On Sept. 11, 2001, Jane Swift had been acting governor of Massachusetts for five months. She lived with her husband and three kids, including infant twins, three hours west of Boston. She was at home with her family that morning when news broke that a plane had hit one of the Twin Towers in New York.
Over the coming weeks and months, Swift led a state that was reeling. She met with families of Massachusetts residents killed in the 9/11 attacks, and she and her administration scrutinized security at Logan Airport and across the state.
Swift will deliver the keynote address tomorrow at the state's official 9/11 commemoration ceremony. She spoke with WBUR's Jack Lepiarz on All Things Considered about her memories of Sept. 11 and reflections on all that has happened since.
On the moment she found out about the attack:
"That happened to be a morning when I was leaving a little bit later, because I was going to spend my first night away from my babies, which became so ironic to me because some of the stories that hit me the hardest on subsequent days was finding out that there were so many young mothers on that plane who had left their children sleeping at home that morning to go off on a business trip.
"But I had gone for a run. We all remember what a glorious day it was. And when I came back into the house, my husband mentioned that there had been some kind of weird accident in New York City ... So I was sort of half-listening to him, jumping in the shower. And not long after I had gotten into the shower, he was knocking on the door saying that my office had called from Boston and they needed to speak with me immediately ... 'They said specifically they couldn't wait for you to call them back. You need to come now.' ...
"No one realized yet it was terrorism. But we did know it was a hijacking, and we did know it had started at Logan [Airport] ... So job one was for me to get into the car that was coming at a very high rate of speed — the state police car — to pick me up and get to Boston and eastern Mass. as quickly as possible."
On her first priorities, which included deciding to proceed with that day's special election to fill the congressional seat that had opened when Congressman Joe Moakley of Boston died, surrounding herself with experts in terrorism and other specialties, and summoning her Catholic faith for strength:
"I did something that I remember so strongly on my way into eastern Mass. that day, which is I said a series ... of Hail Marys and Our Fathers, because the event was just so much bigger, I felt, than any person — single person in a leadership position — was completely prepared to deal with. And that's why to this day, I'm so grateful for the experts and individuals who on that day and subsequent days provided me with such great insight and advice ... People in that type of crisis needed to have some sense of stability ... And in that setting, you need to be able to lean on people with subject matter expertise to simplify a confusing situation ... to an understandable sort of, 'You will be safe. This is why.

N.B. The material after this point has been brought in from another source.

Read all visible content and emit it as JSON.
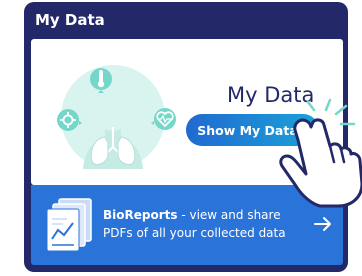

These are the steps we're taking.' "
On the call she got from her husband, a farmer, with what she would come to realize was very wise advice:
"He wanted me to make sure that before I spoke to anyone or made any decisions, I would stop and watch what was happening in New York, because he knew that hearing about the collapse of the Twin Towers was something that you really could not process the enormity of unless you saw it. And we were on the phone and he said, 'Jane, the tower just — the first one — just collapsed.' And I remember being so angry with him because I thought he was exaggerating ... But until I saw on the television screen what had happened, I think for all of us as Americans, that scene of that tower coming down just changed our perceptions of vulnerability, for sure."

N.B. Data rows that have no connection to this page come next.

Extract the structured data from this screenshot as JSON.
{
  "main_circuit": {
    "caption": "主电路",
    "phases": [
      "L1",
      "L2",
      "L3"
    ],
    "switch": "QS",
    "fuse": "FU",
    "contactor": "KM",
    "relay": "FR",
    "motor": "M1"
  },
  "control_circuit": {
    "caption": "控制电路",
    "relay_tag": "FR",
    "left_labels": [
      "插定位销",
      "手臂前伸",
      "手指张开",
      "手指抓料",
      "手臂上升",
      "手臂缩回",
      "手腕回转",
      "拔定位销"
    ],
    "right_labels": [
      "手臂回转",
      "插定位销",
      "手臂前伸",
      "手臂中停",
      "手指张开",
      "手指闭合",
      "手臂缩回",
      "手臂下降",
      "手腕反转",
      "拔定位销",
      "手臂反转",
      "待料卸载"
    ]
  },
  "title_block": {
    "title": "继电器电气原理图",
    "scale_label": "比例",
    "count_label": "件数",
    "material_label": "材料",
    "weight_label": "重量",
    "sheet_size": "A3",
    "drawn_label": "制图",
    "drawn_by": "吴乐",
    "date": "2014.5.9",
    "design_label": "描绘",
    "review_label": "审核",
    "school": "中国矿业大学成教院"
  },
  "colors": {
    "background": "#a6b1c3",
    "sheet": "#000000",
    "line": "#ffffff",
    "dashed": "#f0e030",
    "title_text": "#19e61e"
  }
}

On the moments that hit hardest, including when she talked with families who had lost loved ones in the terrorist attacks:
"I have vivid memories, many of them very personal, about many of the interactions with those families, and I think of them very often. But I also realize that any emotions that I had pale in comparison to what those families went through. And the dignity and grace, the generosity that they have shown ... is something that I know isn't as sexy or glamorous as a lot of the conflict and controversy that often makes the headlines. But I hope ... that's what we can take a moment to really bring some spotlight and focus to. So many of those families found a strength to not only just move on, but to give back to others, which I just find extraordinary."
On how she and her children experience 9/11 now, given that they were so young when it happened and therefore can't remember that time:
"Almost every 9/11 — which I often mark very privately — that I can remember, since they were really probably just even in elementary school, all three of my daughters would make sure to check in on me. They knew the stories that I held, the children their age that I worried about ...
"And so ... I have great hopes for their generation. They were formed by the aftermath of 9/11, and they are doing college ... with this virus completely impacting their experience ... And I know many — all — parents ... are terribly worried about the impact of COVID on their children. And that's one of the ways I hope we look to the 9/11 families. I know, because I heard their concerns, how much the parents were worried about the children left behind. And most of those children emerged and survived because of the way that their parents managed through that loss. Hopefully that can be an inspiration to parents who are worried about how they manage their own children through the crisis of COVID."
This segment aired on September 10, 2021.